* RECORDS PROVIDED
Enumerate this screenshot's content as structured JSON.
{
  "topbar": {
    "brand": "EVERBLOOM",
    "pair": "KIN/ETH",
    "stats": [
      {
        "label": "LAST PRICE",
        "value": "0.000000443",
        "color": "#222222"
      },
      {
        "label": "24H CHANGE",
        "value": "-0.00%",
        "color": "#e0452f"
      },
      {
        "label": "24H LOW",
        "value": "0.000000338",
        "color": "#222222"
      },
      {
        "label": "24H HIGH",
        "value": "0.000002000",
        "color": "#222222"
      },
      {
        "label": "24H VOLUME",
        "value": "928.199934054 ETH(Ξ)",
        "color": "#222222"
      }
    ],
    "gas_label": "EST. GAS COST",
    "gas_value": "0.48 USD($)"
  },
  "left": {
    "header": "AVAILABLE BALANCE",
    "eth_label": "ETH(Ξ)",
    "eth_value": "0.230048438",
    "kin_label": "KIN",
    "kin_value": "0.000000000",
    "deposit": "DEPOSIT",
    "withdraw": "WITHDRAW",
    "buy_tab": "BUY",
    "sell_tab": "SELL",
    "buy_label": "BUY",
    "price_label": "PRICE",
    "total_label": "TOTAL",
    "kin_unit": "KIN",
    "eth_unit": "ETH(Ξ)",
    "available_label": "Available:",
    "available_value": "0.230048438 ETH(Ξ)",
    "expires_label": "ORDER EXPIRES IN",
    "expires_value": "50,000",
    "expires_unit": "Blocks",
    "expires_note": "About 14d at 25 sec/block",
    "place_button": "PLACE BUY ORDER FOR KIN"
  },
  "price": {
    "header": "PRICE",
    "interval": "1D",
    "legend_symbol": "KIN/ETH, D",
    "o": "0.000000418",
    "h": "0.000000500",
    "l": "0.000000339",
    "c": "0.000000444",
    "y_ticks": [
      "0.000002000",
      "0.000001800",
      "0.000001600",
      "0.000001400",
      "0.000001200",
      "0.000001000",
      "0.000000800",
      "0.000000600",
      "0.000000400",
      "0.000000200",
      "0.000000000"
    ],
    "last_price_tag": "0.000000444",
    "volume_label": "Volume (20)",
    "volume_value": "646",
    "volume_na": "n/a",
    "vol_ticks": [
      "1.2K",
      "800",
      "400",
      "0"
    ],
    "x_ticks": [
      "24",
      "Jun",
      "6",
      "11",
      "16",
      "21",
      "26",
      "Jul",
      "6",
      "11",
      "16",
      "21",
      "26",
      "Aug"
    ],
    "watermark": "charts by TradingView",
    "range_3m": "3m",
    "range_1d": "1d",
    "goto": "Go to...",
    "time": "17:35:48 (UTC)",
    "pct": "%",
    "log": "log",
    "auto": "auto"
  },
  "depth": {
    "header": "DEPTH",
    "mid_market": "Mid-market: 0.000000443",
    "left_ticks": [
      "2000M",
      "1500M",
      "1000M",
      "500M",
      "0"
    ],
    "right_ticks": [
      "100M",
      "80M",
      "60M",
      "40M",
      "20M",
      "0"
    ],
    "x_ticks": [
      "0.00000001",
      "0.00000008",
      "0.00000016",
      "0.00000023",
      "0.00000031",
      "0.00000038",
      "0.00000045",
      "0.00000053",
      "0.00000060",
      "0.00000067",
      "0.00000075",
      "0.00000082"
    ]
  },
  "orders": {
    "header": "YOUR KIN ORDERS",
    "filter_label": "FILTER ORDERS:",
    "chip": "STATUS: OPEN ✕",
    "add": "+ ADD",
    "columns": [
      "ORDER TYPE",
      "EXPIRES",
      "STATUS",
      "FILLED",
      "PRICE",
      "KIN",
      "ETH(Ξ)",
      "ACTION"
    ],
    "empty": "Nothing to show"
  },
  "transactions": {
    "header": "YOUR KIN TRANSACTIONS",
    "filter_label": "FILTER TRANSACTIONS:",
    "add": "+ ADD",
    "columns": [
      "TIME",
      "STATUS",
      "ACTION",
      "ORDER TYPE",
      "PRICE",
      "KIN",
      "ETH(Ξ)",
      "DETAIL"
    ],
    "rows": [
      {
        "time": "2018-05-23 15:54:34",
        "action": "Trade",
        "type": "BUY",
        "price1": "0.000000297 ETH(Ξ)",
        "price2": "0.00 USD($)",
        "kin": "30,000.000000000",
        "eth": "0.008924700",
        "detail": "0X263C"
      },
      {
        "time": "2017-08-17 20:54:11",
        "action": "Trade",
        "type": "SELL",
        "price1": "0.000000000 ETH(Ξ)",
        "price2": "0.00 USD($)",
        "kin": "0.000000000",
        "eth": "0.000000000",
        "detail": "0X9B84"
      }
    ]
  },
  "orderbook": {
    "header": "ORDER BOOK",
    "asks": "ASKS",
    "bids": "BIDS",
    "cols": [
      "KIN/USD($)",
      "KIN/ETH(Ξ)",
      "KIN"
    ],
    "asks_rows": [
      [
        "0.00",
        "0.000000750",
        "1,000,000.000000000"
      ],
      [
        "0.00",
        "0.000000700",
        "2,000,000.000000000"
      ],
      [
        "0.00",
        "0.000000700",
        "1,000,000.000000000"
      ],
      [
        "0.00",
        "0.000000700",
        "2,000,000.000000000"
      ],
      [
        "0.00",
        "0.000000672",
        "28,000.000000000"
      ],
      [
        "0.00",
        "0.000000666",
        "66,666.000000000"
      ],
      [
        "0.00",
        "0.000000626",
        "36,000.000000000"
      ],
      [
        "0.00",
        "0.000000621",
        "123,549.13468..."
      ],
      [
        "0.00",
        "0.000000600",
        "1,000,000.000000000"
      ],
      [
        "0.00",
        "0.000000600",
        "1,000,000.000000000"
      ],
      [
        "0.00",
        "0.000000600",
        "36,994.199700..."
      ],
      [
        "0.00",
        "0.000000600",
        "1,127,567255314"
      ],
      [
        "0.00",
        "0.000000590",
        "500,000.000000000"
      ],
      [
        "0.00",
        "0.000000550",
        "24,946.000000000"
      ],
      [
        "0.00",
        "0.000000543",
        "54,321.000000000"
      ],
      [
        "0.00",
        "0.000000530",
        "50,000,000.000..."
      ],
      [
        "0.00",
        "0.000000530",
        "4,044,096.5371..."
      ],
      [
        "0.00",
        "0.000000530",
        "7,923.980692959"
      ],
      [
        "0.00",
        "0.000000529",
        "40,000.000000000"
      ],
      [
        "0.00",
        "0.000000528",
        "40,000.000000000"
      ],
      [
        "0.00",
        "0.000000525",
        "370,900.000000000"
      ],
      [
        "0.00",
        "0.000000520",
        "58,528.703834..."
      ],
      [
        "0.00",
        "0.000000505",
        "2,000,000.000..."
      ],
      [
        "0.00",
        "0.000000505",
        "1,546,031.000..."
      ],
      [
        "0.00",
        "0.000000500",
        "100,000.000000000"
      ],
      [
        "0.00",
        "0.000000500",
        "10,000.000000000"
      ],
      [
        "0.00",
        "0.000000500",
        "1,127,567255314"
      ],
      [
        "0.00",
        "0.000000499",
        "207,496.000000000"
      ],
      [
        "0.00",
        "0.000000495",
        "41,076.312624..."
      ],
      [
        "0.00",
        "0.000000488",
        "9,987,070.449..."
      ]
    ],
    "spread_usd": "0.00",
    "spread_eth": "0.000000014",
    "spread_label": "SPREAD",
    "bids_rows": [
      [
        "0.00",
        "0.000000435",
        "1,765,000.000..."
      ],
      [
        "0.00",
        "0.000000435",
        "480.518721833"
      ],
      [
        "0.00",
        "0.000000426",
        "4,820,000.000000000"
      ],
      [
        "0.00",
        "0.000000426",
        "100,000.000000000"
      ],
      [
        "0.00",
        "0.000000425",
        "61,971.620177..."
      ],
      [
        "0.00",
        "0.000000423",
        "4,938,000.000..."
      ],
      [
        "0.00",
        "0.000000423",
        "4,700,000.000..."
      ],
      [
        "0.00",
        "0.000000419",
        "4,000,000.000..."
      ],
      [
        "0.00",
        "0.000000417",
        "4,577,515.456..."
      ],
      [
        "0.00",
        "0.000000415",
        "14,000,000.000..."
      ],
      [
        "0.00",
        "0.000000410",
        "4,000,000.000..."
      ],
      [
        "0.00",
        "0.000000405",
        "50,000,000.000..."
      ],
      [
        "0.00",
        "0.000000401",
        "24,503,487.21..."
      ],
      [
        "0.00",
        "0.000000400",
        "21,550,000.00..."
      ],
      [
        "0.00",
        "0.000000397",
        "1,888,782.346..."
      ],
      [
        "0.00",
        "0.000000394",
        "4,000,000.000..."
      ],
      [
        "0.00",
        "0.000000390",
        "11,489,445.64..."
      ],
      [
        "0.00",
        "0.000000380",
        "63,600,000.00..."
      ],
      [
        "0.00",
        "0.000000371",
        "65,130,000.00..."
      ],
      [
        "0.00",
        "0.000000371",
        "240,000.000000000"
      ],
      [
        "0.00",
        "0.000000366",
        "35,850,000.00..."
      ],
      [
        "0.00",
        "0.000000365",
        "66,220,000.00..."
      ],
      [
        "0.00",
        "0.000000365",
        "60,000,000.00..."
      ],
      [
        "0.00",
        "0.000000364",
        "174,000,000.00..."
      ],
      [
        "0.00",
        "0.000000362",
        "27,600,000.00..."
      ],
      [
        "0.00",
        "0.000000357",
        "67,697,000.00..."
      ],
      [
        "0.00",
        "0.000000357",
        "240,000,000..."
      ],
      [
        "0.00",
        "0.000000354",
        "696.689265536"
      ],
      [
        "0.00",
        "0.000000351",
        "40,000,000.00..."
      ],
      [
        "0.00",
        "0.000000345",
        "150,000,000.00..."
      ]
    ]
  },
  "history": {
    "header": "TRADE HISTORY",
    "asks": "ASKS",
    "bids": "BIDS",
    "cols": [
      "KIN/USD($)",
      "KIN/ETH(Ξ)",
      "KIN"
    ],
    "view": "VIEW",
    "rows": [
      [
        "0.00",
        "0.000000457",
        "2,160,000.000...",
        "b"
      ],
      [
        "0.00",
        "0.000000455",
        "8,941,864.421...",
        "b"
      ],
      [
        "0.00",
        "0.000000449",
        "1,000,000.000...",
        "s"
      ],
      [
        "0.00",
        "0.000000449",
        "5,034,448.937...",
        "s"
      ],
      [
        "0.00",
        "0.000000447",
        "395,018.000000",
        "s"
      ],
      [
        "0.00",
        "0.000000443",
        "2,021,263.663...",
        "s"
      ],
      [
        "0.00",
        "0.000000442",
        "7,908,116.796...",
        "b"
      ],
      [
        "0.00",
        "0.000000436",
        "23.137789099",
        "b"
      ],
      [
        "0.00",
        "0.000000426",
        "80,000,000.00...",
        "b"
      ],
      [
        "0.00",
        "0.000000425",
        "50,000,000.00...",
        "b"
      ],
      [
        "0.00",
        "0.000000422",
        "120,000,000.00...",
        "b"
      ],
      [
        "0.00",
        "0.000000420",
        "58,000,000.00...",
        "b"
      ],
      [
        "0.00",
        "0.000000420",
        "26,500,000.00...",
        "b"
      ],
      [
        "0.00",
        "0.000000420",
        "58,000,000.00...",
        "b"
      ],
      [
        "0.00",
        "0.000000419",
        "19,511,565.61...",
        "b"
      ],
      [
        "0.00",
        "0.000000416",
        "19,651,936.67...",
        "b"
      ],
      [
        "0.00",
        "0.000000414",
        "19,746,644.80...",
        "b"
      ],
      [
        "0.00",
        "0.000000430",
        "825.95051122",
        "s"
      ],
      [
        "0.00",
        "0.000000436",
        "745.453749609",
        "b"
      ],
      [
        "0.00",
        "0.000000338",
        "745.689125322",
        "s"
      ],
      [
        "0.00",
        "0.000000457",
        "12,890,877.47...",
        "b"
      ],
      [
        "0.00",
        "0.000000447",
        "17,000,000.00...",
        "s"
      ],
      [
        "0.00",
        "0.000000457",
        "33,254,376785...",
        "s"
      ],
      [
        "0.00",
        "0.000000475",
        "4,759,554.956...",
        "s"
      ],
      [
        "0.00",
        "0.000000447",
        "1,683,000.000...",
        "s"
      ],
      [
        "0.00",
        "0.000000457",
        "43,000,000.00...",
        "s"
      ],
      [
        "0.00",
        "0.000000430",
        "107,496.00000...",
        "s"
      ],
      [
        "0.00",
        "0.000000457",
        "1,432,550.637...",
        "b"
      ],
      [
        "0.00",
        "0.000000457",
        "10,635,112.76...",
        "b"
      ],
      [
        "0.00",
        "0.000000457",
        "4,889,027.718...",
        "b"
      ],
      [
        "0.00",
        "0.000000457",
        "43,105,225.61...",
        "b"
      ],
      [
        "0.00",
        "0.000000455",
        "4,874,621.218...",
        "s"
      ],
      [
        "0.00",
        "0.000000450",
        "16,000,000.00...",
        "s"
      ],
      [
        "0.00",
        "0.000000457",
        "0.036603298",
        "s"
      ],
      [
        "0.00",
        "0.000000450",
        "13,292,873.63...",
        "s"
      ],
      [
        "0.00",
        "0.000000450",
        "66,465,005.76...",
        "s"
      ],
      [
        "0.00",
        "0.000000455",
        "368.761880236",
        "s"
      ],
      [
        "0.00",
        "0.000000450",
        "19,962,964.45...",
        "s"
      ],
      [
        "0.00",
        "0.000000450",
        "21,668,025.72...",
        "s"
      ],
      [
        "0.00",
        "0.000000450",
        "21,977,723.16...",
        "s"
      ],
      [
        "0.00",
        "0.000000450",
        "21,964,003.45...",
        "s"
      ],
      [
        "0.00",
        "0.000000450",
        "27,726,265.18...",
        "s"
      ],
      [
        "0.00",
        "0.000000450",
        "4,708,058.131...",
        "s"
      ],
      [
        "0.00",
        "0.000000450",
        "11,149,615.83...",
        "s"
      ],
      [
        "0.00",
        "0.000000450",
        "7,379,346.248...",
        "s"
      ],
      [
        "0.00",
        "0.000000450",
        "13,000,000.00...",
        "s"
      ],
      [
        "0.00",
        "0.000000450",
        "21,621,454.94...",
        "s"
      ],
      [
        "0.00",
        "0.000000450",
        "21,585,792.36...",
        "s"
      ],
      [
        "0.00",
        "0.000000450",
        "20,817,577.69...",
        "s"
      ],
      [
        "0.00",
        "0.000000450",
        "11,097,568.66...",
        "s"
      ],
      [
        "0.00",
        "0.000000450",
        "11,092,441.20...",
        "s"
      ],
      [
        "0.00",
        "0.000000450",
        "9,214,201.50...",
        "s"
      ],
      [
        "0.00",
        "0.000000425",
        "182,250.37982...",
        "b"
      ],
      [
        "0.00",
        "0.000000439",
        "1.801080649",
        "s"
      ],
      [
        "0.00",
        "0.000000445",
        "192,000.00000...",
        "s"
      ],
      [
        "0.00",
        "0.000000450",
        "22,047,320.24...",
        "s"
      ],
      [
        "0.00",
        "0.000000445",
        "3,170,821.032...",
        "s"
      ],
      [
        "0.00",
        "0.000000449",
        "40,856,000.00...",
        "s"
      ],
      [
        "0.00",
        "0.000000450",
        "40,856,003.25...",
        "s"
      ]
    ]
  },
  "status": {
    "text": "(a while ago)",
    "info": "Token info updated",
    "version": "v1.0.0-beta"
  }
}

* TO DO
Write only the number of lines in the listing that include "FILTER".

* SOLUTION FOR THIS TASK
2